Crunch time.  All 200 schools in my district are furiously preparing, once again, for state EOCs.  Reviewing, relooping, and reteaching all the stuff kids used to know or never learned at all for the dreaded state assessments in a week.  Everybody’s nervous:  district folks, principals, teachers, and, to a disturbingly lesser degree, students.  In an era of severe budget cuts and district-wide RIFing (reduction in force), everybody’s ass is on the line.  Everybody except maybe the students themselves.  Most will be promoted to the next grade or course regardless of how they perform on state EOCs, provided they pass the courses based on the traditional teacher-assigned grades.

Something is terribly wrong with this picture.  Students should be the largest stakeholders in all this, yet many could care less and some may not even show up on test day.

I can’t help but think:  If there were no NCLB-induced state testing in a week, what might these classroom teachers be doing with their kids?  Might students be actually learning new things related to their course content, instead of learning how to eliminate choices in multiple-choice test items?

I get that NCLB has increased state, local and teacher accountability in good ways.  But this week, it seems like it has completely interfered with quality teaching and learning.  dven.

Reform Effort Du Jour

For a profession that is constantly bombarded by a continuous flow of reform initiatives like we are in education it’s amazing to me how slowly our wheel of improvement turns.  Maybe it’s because we’re constantly trying the next reform effort du jour and we never seem to stick to one effort long enough for it to show significant gains in student achievement.  Why are we so ADD about what we focus on?  How can we ever see significant and sustainable progress when we keep changing our minds about what we want to do and where we will put our collective and individual energies?

It’s easy to blame policy makers at state and local levels for this schitzo behavior patterns; but truth be told, I have seen this happen equally at the building level, by nervous school house administrators whose worries about student performance immobilize them from having a clear vision for what to do and how to do it.

It’s no wonder that teachers – particularly veteran teachers – who have weathered so many failed initiatives in their tenure become apathetic to the latest idea embraced by zealous administrators.

Then, when an initiative comes along that does have proven merit to really make differences for kids, like building authentic PLCs in school faculties; it is often met with cynicism, skepticism and resistance by otherwise caring faculties.  This notion is particularly dear to me; I’ve written an entire book on how to do PLCs well (Corwin press, forthcoming in early 2011).

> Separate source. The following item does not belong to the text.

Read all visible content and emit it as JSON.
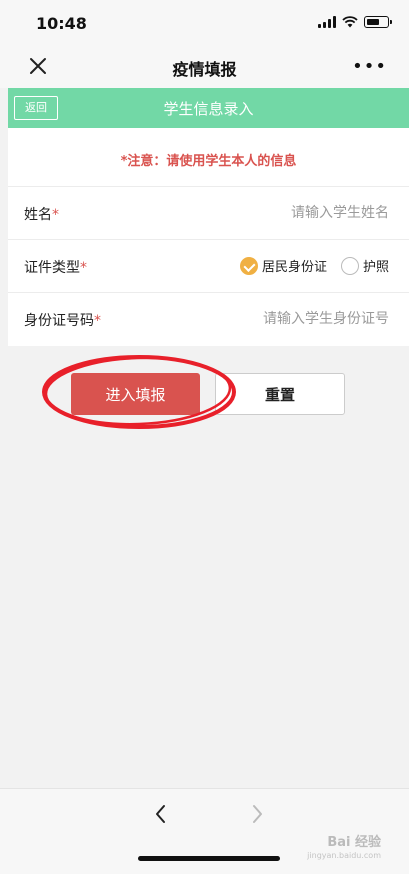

It’s not that teachers don’t want to improve and be more effective.  In my work consulting in schools, I believe nothing could be further from the truth.  It’s that the history in many schools of constantly trying out the latest educational fad in half-hearted, short-lived and unsupported ways have created reasonable doubt that the next idea will work or be around long enough to bother personally investing in it.  The net results is a continuance of the status quo and a deceleration of the wheel of progress – all at the cost of our students’ education and their future opportunities. dven.

[If you are interested, go to corwin.com in January of 2011 to preorder your copy of Daniel Venables’ book, The Practice of Authentic PLCs:  A Guide to Effective Teacher Teams]